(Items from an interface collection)
########
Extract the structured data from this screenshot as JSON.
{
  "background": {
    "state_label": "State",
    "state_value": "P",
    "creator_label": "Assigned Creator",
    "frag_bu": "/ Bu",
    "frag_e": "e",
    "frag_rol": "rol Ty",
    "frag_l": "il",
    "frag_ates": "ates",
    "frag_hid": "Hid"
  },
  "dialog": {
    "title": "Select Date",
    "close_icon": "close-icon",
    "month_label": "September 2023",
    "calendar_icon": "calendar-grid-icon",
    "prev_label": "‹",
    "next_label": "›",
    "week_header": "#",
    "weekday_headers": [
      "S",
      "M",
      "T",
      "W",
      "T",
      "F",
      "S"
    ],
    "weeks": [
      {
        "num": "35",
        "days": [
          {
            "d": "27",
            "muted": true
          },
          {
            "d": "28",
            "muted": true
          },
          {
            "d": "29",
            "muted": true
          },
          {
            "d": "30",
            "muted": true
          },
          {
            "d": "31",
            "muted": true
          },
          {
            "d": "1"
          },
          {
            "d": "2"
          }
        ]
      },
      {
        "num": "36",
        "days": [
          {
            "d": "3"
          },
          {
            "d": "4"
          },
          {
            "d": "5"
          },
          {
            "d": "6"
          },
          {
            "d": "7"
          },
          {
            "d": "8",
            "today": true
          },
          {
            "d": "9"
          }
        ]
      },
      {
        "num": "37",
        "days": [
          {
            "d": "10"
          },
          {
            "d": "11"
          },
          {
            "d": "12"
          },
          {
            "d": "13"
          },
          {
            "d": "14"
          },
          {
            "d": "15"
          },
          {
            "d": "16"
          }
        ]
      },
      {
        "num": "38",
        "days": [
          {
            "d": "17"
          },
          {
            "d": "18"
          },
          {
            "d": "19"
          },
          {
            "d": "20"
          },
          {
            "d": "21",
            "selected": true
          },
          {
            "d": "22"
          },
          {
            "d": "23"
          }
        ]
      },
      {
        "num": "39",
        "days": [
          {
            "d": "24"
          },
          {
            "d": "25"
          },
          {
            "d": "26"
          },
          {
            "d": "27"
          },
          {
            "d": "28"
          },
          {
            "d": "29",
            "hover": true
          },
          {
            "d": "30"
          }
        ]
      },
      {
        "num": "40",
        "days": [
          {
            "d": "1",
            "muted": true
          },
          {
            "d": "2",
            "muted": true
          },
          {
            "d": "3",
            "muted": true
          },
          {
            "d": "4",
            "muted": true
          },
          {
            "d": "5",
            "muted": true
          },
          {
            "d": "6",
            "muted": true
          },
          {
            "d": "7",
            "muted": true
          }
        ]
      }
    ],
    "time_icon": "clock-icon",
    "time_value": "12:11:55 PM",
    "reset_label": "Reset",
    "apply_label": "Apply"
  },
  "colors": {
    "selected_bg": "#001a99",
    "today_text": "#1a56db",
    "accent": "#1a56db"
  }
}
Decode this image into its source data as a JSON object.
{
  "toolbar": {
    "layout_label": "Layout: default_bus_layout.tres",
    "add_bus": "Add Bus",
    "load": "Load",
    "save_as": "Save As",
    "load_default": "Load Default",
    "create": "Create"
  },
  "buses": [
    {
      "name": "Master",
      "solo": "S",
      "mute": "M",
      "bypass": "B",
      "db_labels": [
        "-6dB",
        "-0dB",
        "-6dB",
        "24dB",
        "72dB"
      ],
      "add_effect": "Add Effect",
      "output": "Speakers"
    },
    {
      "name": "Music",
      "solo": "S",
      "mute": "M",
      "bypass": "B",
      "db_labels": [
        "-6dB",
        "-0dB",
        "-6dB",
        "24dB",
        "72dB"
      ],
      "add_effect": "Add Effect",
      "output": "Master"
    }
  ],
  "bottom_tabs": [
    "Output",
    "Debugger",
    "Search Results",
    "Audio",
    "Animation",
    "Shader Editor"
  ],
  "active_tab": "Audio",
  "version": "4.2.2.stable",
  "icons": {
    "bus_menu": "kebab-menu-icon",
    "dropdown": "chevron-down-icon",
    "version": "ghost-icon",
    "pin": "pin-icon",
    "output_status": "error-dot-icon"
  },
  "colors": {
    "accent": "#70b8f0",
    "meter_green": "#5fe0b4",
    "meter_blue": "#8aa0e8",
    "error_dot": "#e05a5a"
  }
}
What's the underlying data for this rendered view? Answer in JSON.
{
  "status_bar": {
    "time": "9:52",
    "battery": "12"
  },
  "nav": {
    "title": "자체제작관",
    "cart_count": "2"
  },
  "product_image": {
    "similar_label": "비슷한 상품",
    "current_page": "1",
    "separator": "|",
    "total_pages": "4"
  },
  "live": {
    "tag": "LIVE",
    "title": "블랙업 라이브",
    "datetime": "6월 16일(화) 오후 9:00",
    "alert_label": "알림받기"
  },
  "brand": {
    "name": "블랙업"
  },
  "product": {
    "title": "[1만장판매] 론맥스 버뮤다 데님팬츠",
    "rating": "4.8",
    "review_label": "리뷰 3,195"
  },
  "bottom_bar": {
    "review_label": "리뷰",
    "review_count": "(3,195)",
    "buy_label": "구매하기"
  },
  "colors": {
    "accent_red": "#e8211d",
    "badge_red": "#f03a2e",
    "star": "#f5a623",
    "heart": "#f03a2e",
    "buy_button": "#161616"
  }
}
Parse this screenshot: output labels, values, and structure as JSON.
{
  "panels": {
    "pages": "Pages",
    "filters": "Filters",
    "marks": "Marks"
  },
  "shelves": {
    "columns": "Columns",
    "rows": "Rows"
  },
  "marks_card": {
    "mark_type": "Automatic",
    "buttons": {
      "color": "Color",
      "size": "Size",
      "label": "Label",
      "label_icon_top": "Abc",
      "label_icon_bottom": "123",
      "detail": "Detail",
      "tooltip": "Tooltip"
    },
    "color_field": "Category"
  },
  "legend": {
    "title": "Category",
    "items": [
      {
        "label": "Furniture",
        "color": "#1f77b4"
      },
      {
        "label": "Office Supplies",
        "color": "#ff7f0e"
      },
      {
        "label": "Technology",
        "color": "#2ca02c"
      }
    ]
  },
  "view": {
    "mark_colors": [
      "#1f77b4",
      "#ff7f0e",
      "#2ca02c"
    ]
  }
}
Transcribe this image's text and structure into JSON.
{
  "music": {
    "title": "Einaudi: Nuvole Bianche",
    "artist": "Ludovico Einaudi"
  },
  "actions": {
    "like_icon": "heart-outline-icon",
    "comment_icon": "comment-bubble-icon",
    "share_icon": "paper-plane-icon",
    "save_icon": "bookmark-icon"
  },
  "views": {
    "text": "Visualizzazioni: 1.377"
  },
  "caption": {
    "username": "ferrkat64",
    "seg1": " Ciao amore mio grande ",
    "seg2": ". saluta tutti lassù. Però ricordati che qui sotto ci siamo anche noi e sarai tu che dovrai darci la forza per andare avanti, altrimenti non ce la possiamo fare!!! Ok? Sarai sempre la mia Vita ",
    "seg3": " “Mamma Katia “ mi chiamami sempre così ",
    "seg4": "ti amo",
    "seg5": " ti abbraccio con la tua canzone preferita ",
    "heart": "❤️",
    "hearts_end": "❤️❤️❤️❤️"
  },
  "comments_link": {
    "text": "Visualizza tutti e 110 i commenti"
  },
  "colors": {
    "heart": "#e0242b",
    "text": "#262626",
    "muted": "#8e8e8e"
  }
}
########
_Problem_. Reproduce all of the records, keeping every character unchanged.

_Exercise output_.
Extract the structured data from this screenshot as JSON.
{
  "background": {
    "state_label": "State",
    "state_value": "P",
    "creator_label": "Assigned Creator",
    "frag_bu": "/ Bu",
    "frag_e": "e",
    "frag_rol": "rol Ty",
    "frag_l": "il",
    "frag_ates": "ates",
    "frag_hid": "Hid"
  },
  "dialog": {
    "title": "Select Date",
    "close_icon": "close-icon",
    "month_label": "September 2023",
    "calendar_icon": "calendar-grid-icon",
    "prev_label": "‹",
    "next_label": "›",
    "week_header": "#",
    "weekday_headers": [
      "S",
      "M",
      "T",
      "W",
      "T",
      "F",
      "S"
    ],
    "weeks": [
      {
        "num": "35",
        "days": [
          {
            "d": "27",
            "muted": true
          },
          {
            "d": "28",
            "muted": true
          },
          {
            "d": "29",
            "muted": true
          },
          {
            "d": "30",
            "muted": true
          },
          {
            "d": "31",
            "muted": true
          },
          {
            "d": "1"
          },
          {
            "d": "2"
          }
        ]
      },
      {
        "num": "36",
        "days": [
          {
            "d": "3"
          },
          {
            "d": "4"
          },
          {
            "d": "5"
          },
          {
            "d": "6"
          },
          {
            "d": "7"
          },
          {
            "d": "8",
            "today": true
          },
          {
            "d": "9"
          }
        ]
      },
      {
        "num": "37",
        "days": [
          {
            "d": "10"
          },
          {
            "d": "11"
          },
          {
            "d": "12"
          },
          {
            "d": "13"
          },
          {
            "d": "14"
          },
          {
            "d": "15"
          },
          {
            "d": "16"
          }
        ]
      },
      {
        "num": "38",
        "days": [
          {
            "d": "17"
          },
          {
            "d": "18"
          },
          {
            "d": "19"
          },
          {
            "d": "20"
          },
          {
            "d": "21",
            "selected": true
          },
          {
            "d": "22"
          },
          {
            "d": "23"
          }
        ]
      },
      {
        "num": "39",
        "days": [
          {
            "d": "24"
          },
          {
            "d": "25"
          },
          {
            "d": "26"
          },
          {
            "d": "27"
          },
          {
            "d": "28"
          },
          {
            "d": "29",
            "hover": true
          },
          {
            "d": "30"
          }
        ]
      },
      {
        "num": "40",
        "days": [
          {
            "d": "1",
            "muted": true
          },
          {
            "d": "2",
            "muted": true
          },
          {
            "d": "3",
            "muted": true
          },
          {
            "d": "4",
            "muted": true
          },
          {
            "d": "5",
            "muted": true
          },
          {
            "d": "6",
            "muted": true
          },
          {
            "d": "7",
            "muted": true
          }
        ]
      }
    ],
    "time_icon": "clock-icon",
    "time_value": "12:11:55 PM",
    "reset_label": "Reset",
    "apply_label": "Apply"
  },
  "colors": {
    "selected_bg": "#001a99",
    "today_text": "#1a56db",
    "accent": "#1a56db"
  }
}
Decode this image into its source data as a JSON object.
{
  "toolbar": {
    "layout_label": "Layout: default_bus_layout.tres",
    "add_bus": "Add Bus",
    "load": "Load",
    "save_as": "Save As",
    "load_default": "Load Default",
    "create": "Create"
  },
  "buses": [
    {
      "name": "Master",
      "solo": "S",
      "mute": "M",
      "bypass": "B",
      "db_labels": [
        "-6dB",
        "-0dB",
        "-6dB",
        "24dB",
        "72dB"
      ],
      "add_effect": "Add Effect",
      "output": "Speakers"
    },
    {
      "name": "Music",
      "solo": "S",
      "mute": "M",
      "bypass": "B",
      "db_labels": [
        "-6dB",
        "-0dB",
        "-6dB",
        "24dB",
        "72dB"
      ],
      "add_effect": "Add Effect",
      "output": "Master"
    }
  ],
  "bottom_tabs": [
    "Output",
    "Debugger",
    "Search Results",
    "Audio",
    "Animation",
    "Shader Editor"
  ],
  "active_tab": "Audio",
  "version": "4.2.2.stable",
  "icons": {
    "bus_menu": "kebab-menu-icon",
    "dropdown": "chevron-down-icon",
    "version": "ghost-icon",
    "pin": "pin-icon",
    "output_status": "error-dot-icon"
  },
  "colors": {
    "accent": "#70b8f0",
    "meter_green": "#5fe0b4",
    "meter_blue": "#8aa0e8",
    "error_dot": "#e05a5a"
  }
}
What's the underlying data for this rendered view? Answer in JSON.
{
  "status_bar": {
    "time": "9:52",
    "battery": "12"
  },
  "nav": {
    "title": "자체제작관",
    "cart_count": "2"
  },
  "product_image": {
    "similar_label": "비슷한 상품",
    "current_page": "1",
    "separator": "|",
    "total_pages": "4"
  },
  "live": {
    "tag": "LIVE",
    "title": "블랙업 라이브",
    "datetime": "6월 16일(화) 오후 9:00",
    "alert_label": "알림받기"
  },
  "brand": {
    "name": "블랙업"
  },
  "product": {
    "title": "[1만장판매] 론맥스 버뮤다 데님팬츠",
    "rating": "4.8",
    "review_label": "리뷰 3,195"
  },
  "bottom_bar": {
    "review_label": "리뷰",
    "review_count": "(3,195)",
    "buy_label": "구매하기"
  },
  "colors": {
    "accent_red": "#e8211d",
    "badge_red": "#f03a2e",
    "star": "#f5a623",
    "heart": "#f03a2e",
    "buy_button": "#161616"
  }
}
Parse this screenshot: output labels, values, and structure as JSON.
{
  "panels": {
    "pages": "Pages",
    "filters": "Filters",
    "marks": "Marks"
  },
  "shelves": {
    "columns": "Columns",
    "rows": "Rows"
  },
  "marks_card": {
    "mark_type": "Automatic",
    "buttons": {
      "color": "Color",
      "size": "Size",
      "label": "Label",
      "label_icon_top": "Abc",
      "label_icon_bottom": "123",
      "detail": "Detail",
      "tooltip": "Tooltip"
    },
    "color_field": "Category"
  },
  "legend": {
    "title": "Category",
    "items": [
      {
        "label": "Furniture",
        "color": "#1f77b4"
      },
      {
        "label": "Office Supplies",
        "color": "#ff7f0e"
      },
      {
        "label": "Technology",
        "color": "#2ca02c"
      }
    ]
  },
  "view": {
    "mark_colors": [
      "#1f77b4",
      "#ff7f0e",
      "#2ca02c"
    ]
  }
}
Transcribe this image's text and structure into JSON.
{
  "music": {
    "title": "Einaudi: Nuvole Bianche",
    "artist": "Ludovico Einaudi"
  },
  "actions": {
    "like_icon": "heart-outline-icon",
    "comment_icon": "comment-bubble-icon",
    "share_icon": "paper-plane-icon",
    "save_icon": "bookmark-icon"
  },
  "views": {
    "text": "Visualizzazioni: 1.377"
  },
  "caption": {
    "username": "ferrkat64",
    "seg1": " Ciao amore mio grande ",
    "seg2": ". saluta tutti lassù. Però ricordati che qui sotto ci siamo anche noi e sarai tu che dovrai darci la forza per andare avanti, altrimenti non ce la possiamo fare!!! Ok? Sarai sempre la mia Vita ",
    "seg3": " “Mamma Katia “ mi chiamami sempre così ",
    "seg4": "ti amo",
    "seg5": " ti abbraccio con la tua canzone preferita ",
    "heart": "❤️",
    "hearts_end": "❤️❤️❤️❤️"
  },
  "comments_link": {
    "text": "Visualizza tutti e 110 i commenti"
  },
  "colors": {
    "heart": "#e0242b",
    "text": "#262626",
    "muted": "#8e8e8e"
  }
}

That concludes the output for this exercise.